      No chemicals are involved, except perhaps the caffeine when we offer them a tea 🙂

    • Photo: Kerrianne Harrington

      Kerrianne Harrington answered on 14 Nov 2017:

      I personally have not and will not, but the optical fibres I help to make for the Proteus project will be tested on humans. This will be by people (doctors and clinicians) far more qualified than me to do so!

    • Photo: Nina Jordan

      Nina Jordan answered on 14 Nov 2017:

      I haven’t, and I have no desire to do that.

    • Photo: Oli Wilson

      Oli Wilson answered on 14 Nov 2017:
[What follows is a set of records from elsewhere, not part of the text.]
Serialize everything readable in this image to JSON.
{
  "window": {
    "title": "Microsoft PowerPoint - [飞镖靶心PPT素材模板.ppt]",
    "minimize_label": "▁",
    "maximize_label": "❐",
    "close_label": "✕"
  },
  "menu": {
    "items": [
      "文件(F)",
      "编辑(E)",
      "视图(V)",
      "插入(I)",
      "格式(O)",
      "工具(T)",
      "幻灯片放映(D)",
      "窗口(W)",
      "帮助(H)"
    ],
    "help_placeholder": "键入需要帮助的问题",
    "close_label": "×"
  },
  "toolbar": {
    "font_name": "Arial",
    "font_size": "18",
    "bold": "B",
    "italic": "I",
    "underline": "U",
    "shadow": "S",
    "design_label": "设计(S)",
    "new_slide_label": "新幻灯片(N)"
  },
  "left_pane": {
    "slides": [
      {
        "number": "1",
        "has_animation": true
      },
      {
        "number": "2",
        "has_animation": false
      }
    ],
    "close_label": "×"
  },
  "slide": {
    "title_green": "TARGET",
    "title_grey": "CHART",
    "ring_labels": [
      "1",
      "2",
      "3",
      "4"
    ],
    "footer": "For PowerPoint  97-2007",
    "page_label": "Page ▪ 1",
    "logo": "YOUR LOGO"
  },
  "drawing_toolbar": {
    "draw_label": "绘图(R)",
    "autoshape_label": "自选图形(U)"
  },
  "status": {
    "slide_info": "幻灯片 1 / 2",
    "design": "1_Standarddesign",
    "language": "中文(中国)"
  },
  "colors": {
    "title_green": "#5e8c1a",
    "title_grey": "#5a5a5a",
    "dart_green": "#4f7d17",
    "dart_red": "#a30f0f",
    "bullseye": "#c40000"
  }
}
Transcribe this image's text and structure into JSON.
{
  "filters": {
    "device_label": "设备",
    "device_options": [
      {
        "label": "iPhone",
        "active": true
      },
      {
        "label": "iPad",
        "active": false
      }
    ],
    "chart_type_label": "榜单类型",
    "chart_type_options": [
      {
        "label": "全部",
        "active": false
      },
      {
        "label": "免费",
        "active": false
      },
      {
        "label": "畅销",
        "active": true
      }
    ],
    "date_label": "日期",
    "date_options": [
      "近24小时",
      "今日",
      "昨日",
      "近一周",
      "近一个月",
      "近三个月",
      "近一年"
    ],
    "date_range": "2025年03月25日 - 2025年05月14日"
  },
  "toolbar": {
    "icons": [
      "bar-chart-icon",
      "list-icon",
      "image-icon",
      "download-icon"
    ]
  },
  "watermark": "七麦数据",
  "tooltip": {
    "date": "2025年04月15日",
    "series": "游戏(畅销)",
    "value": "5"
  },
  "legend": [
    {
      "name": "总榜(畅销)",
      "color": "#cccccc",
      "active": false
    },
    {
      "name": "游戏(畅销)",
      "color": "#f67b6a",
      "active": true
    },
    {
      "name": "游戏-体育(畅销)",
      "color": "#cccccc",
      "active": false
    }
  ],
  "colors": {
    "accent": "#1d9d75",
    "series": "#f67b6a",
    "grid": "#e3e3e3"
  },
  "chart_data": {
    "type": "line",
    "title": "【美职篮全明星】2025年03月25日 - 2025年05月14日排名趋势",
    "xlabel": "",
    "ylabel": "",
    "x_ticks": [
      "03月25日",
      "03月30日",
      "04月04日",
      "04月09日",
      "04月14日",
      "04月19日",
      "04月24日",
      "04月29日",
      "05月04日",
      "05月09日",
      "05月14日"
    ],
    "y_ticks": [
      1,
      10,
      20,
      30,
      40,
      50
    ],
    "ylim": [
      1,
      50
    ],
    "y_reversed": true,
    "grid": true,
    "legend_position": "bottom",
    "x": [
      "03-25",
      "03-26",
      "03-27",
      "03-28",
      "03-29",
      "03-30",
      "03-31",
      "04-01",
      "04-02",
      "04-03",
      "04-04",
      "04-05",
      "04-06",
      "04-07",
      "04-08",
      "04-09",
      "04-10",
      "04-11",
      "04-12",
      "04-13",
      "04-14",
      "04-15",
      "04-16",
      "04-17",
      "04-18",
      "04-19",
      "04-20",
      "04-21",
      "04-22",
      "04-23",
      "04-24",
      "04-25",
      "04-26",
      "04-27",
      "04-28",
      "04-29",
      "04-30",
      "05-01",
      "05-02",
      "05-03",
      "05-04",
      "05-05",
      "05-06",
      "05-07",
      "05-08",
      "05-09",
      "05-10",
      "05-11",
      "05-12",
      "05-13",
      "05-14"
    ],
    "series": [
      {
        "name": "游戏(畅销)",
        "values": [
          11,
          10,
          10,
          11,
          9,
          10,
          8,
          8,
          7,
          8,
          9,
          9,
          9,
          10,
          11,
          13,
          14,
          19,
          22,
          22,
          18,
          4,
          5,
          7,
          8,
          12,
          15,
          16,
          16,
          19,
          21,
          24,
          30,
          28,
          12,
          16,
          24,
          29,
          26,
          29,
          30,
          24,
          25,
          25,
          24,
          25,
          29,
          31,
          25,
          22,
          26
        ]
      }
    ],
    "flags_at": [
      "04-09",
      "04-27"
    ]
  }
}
      Not as part of my research I haven’t, but I did a bit when I was a teacher!
      For example, you can notice the switch from aerobic to anaerobic respiration when you exercise by feeling the burn from the lactic acid – so I got my year 8 class to repeatedly open and shut their hands as quickly as they could, for as long as they could before the burn set in. It helped them learn it! (And it looked well funny.)
      Reactions are also good ones to test – blow in someone’s face when they’re not expecting it and they’re guaranteed to blink. Or put your hand firmly over one eye for 10 seconds or so, then quickly move it away – someone looking at your pupils will notice they start different sizes before the covered one quickly returns to normal. All worth having a go at!

    • Photo: Ed Bracey

      Ed Bracey answered on 15 Nov 2017:

      I’d actually rather work on humans than animals.
      Humans can decide if they want to be part of the experiment, animal can’t!